### Try it
Word for word, set down every record that appears below.

[Element data from apps and pages]
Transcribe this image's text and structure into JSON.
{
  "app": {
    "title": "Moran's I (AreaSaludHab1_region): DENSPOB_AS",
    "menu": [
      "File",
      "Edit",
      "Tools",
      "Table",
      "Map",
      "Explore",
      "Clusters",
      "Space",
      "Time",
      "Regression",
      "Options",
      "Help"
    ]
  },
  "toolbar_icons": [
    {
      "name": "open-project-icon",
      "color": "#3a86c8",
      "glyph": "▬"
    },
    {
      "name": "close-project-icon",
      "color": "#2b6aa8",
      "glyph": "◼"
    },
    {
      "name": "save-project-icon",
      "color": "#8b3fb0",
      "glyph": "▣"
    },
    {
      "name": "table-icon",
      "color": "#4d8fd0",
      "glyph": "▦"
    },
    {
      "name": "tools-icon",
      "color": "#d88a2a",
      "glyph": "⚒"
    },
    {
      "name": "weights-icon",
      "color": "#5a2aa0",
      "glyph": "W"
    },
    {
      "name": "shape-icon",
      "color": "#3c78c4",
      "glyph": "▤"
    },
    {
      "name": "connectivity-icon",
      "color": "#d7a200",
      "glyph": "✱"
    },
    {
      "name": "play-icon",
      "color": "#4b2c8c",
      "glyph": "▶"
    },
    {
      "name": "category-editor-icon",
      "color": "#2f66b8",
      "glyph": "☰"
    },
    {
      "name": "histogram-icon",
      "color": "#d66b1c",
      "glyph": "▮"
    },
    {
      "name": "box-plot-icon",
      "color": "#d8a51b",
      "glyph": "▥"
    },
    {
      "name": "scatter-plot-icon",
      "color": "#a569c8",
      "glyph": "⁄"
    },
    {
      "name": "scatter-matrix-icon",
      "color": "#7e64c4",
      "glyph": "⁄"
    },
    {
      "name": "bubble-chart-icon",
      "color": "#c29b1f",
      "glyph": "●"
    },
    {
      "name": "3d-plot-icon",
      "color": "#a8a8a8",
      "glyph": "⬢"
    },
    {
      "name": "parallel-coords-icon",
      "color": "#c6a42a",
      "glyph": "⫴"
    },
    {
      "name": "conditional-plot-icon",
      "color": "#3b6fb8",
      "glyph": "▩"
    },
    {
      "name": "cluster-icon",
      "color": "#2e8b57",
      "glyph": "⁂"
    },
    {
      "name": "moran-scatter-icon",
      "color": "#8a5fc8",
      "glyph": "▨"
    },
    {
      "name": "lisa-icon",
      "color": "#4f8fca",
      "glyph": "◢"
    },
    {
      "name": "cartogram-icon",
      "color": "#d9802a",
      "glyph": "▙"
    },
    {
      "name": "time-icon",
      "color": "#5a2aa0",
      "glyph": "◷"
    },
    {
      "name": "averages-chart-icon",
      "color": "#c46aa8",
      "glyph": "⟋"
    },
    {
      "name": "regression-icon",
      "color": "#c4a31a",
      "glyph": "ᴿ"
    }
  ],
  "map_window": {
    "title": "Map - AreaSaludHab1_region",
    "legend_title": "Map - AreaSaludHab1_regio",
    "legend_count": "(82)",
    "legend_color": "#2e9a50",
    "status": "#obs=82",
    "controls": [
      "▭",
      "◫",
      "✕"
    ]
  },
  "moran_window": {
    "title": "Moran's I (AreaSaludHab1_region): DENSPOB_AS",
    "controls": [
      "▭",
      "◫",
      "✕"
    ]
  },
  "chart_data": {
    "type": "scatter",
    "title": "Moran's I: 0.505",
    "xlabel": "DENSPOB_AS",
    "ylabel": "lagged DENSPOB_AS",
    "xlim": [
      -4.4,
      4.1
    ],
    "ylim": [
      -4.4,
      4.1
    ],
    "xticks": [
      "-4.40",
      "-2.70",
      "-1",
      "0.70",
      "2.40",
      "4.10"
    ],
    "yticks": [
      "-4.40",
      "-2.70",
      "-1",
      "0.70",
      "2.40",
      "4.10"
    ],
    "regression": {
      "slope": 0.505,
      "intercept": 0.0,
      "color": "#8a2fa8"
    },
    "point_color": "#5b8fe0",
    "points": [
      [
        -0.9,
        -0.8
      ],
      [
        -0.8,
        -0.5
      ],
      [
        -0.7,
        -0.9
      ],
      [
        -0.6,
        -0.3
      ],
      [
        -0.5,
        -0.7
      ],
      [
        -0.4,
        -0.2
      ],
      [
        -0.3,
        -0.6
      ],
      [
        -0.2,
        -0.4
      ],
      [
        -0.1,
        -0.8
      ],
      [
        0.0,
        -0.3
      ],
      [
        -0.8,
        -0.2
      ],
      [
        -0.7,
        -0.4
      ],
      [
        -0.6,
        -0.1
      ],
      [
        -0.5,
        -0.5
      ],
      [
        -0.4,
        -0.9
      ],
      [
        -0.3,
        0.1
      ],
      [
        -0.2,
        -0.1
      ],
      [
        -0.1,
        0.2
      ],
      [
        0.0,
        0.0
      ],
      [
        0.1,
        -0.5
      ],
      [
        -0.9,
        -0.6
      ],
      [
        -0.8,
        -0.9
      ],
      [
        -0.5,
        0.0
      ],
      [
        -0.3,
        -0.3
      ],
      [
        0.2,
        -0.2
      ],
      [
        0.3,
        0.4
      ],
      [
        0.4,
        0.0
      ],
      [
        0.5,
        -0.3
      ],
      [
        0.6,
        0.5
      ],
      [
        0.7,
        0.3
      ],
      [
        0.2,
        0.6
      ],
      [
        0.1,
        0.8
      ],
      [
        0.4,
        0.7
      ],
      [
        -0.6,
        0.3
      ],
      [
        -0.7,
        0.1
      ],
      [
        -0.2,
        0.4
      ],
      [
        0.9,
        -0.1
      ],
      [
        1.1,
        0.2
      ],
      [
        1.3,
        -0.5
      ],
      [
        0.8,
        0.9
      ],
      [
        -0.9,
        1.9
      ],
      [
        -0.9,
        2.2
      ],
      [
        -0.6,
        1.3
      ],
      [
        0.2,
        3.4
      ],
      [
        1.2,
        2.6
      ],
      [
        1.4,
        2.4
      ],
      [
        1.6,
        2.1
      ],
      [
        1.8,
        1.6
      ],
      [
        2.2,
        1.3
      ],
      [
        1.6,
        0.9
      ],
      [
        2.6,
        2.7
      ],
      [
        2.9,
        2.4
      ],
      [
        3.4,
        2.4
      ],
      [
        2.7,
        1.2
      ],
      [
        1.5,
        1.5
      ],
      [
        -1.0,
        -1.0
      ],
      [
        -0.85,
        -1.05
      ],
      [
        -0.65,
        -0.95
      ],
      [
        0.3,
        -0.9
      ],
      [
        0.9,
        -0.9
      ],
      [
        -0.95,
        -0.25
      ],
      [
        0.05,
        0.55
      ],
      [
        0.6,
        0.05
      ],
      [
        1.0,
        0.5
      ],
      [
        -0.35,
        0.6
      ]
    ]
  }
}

### Your solution
Transcribe this image's text and structure into JSON.
{
  "app": {
    "title": "Moran's I (AreaSaludHab1_region): DENSPOB_AS",
    "menu": [
      "File",
      "Edit",
      "Tools",
      "Table",
      "Map",
      "Explore",
      "Clusters",
      "Space",
      "Time",
      "Regression",
      "Options",
      "Help"
    ]
  },
  "toolbar_icons": [
    {
      "name": "open-project-icon",
      "color": "#3a86c8",
      "glyph": "▬"
    },
    {
      "name": "close-project-icon",
      "color": "#2b6aa8",
      "glyph": "◼"
    },
    {
      "name": "save-project-icon",
      "color": "#8b3fb0",
      "glyph": "▣"
    },
    {
      "name": "table-icon",
      "color": "#4d8fd0",
      "glyph": "▦"
    },
    {
      "name": "tools-icon",
      "color": "#d88a2a",
      "glyph": "⚒"
    },
    {
      "name": "weights-icon",
      "color": "#5a2aa0",
      "glyph": "W"
    },
    {
      "name": "shape-icon",
      "color": "#3c78c4",
      "glyph": "▤"
    },
    {
      "name": "connectivity-icon",
      "color": "#d7a200",
      "glyph": "✱"
    },
    {
      "name": "play-icon",
      "color": "#4b2c8c",
      "glyph": "▶"
    },
    {
      "name": "category-editor-icon",
      "color": "#2f66b8",
      "glyph": "☰"
    },
    {
      "name": "histogram-icon",
      "color": "#d66b1c",
      "glyph": "▮"
    },
    {
      "name": "box-plot-icon",
      "color": "#d8a51b",
      "glyph": "▥"
    },
    {
      "name": "scatter-plot-icon",
      "color": "#a569c8",
      "glyph": "⁄"
    },
    {
      "name": "scatter-matrix-icon",
      "color": "#7e64c4",
      "glyph": "⁄"
    },
    {
      "name": "bubble-chart-icon",
      "color": "#c29b1f",
      "glyph": "●"
    },
    {
      "name": "3d-plot-icon",
      "color": "#a8a8a8",
      "glyph": "⬢"
    },
    {
      "name": "parallel-coords-icon",
      "color": "#c6a42a",
      "glyph": "⫴"
    },
    {
      "name": "conditional-plot-icon",
      "color": "#3b6fb8",
      "glyph": "▩"
    },
    {
      "name": "cluster-icon",
      "color": "#2e8b57",
      "glyph": "⁂"
    },
    {
      "name": "moran-scatter-icon",
      "color": "#8a5fc8",
      "glyph": "▨"
    },
    {
      "name": "lisa-icon",
      "color": "#4f8fca",
      "glyph": "◢"
    },
    {
      "name": "cartogram-icon",
      "color": "#d9802a",
      "glyph": "▙"
    },
    {
      "name": "time-icon",
      "color": "#5a2aa0",
      "glyph": "◷"
    },
    {
      "name": "averages-chart-icon",
      "color": "#c46aa8",
      "glyph": "⟋"
    },
    {
      "name": "regression-icon",
      "color": "#c4a31a",
      "glyph": "ᴿ"
    }
  ],
  "map_window": {
    "title": "Map - AreaSaludHab1_region",
    "legend_title": "Map - AreaSaludHab1_regio",
    "legend_count": "(82)",
    "legend_color": "#2e9a50",
    "status": "#obs=82",
    "controls": [
      "▭",
      "◫",
      "✕"
    ]
  },
  "moran_window": {
    "title": "Moran's I (AreaSaludHab1_region): DENSPOB_AS",
    "controls": [
      "▭",
      "◫",
      "✕"
    ]
  },
  "chart_data": {
    "type": "scatter",
    "title": "Moran's I: 0.505",
    "xlabel": "DENSPOB_AS",
    "ylabel": "lagged DENSPOB_AS",
    "xlim": [
      -4.4,
      4.1
    ],
    "ylim": [
      -4.4,
      4.1
    ],
    "xticks": [
      "-4.40",
      "-2.70",
      "-1",
      "0.70",
      "2.40",
      "4.10"
    ],
    "yticks": [
      "-4.40",
      "-2.70",
      "-1",
      "0.70",
      "2.40",
      "4.10"
    ],
    "regression": {
      "slope": 0.505,
      "intercept": 0.0,
      "color": "#8a2fa8"
    },
    "point_color": "#5b8fe0",
    "points": [
      [
        -0.9,
        -0.8
      ],
      [
        -0.8,
        -0.5
      ],
      [
        -0.7,
        -0.9
      ],
      [
        -0.6,
        -0.3
      ],
      [
        -0.5,
        -0.7
      ],
      [
        -0.4,
        -0.2
      ],
      [
        -0.3,
        -0.6
      ],
      [
        -0.2,
        -0.4
      ],
      [
        -0.1,
        -0.8
      ],
      [
        0.0,
        -0.3
      ],
      [
        -0.8,
        -0.2
      ],
      [
        -0.7,
        -0.4
      ],
      [
        -0.6,
        -0.1
      ],
      [
        -0.5,
        -0.5
      ],
      [
        -0.4,
        -0.9
      ],
      [
        -0.3,
        0.1
      ],
      [
        -0.2,
        -0.1
      ],
      [
        -0.1,
        0.2
      ],
      [
        0.0,
        0.0
      ],
      [
        0.1,
        -0.5
      ],
      [
        -0.9,
        -0.6
      ],
      [
        -0.8,
        -0.9
      ],
      [
        -0.5,
        0.0
      ],
      [
        -0.3,
        -0.3
      ],
      [
        0.2,
        -0.2
      ],
      [
        0.3,
        0.4
      ],
      [
        0.4,
        0.0
      ],
      [
        0.5,
        -0.3
      ],
      [
        0.6,
        0.5
      ],
      [
        0.7,
        0.3
      ],
      [
        0.2,
        0.6
      ],
      [
        0.1,
        0.8
      ],
      [
        0.4,
        0.7
      ],
      [
        -0.6,
        0.3
      ],
      [
        -0.7,
        0.1
      ],
      [
        -0.2,
        0.4
      ],
      [
        0.9,
        -0.1
      ],
      [
        1.1,
        0.2
      ],
      [
        1.3,
        -0.5
      ],
      [
        0.8,
        0.9
      ],
      [
        -0.9,
        1.9
      ],
      [
        -0.9,
        2.2
      ],
      [
        -0.6,
        1.3
      ],
      [
        0.2,
        3.4
      ],
      [
        1.2,
        2.6
      ],
      [
        1.4,
        2.4
      ],
      [
        1.6,
        2.1
      ],
      [
        1.8,
        1.6
      ],
      [
        2.2,
        1.3
      ],
      [
        1.6,
        0.9
      ],
      [
        2.6,
        2.7
      ],
      [
        2.9,
        2.4
      ],
      [
        3.4,
        2.4
      ],
      [
        2.7,
        1.2
      ],
      [
        1.5,
        1.5
      ],
      [
        -1.0,
        -1.0
      ],
      [
        -0.85,
        -1.05
      ],
      [
        -0.65,
        -0.95
      ],
      [
        0.3,
        -0.9
      ],
      [
        0.9,
        -0.9
      ],
      [
        -0.95,
        -0.25
      ],
      [
        0.05,
        0.55
      ],
      [
        0.6,
        0.05
      ],
      [
        1.0,
        0.5
      ],
      [
        -0.35,
        0.6
      ]
    ]
  }
}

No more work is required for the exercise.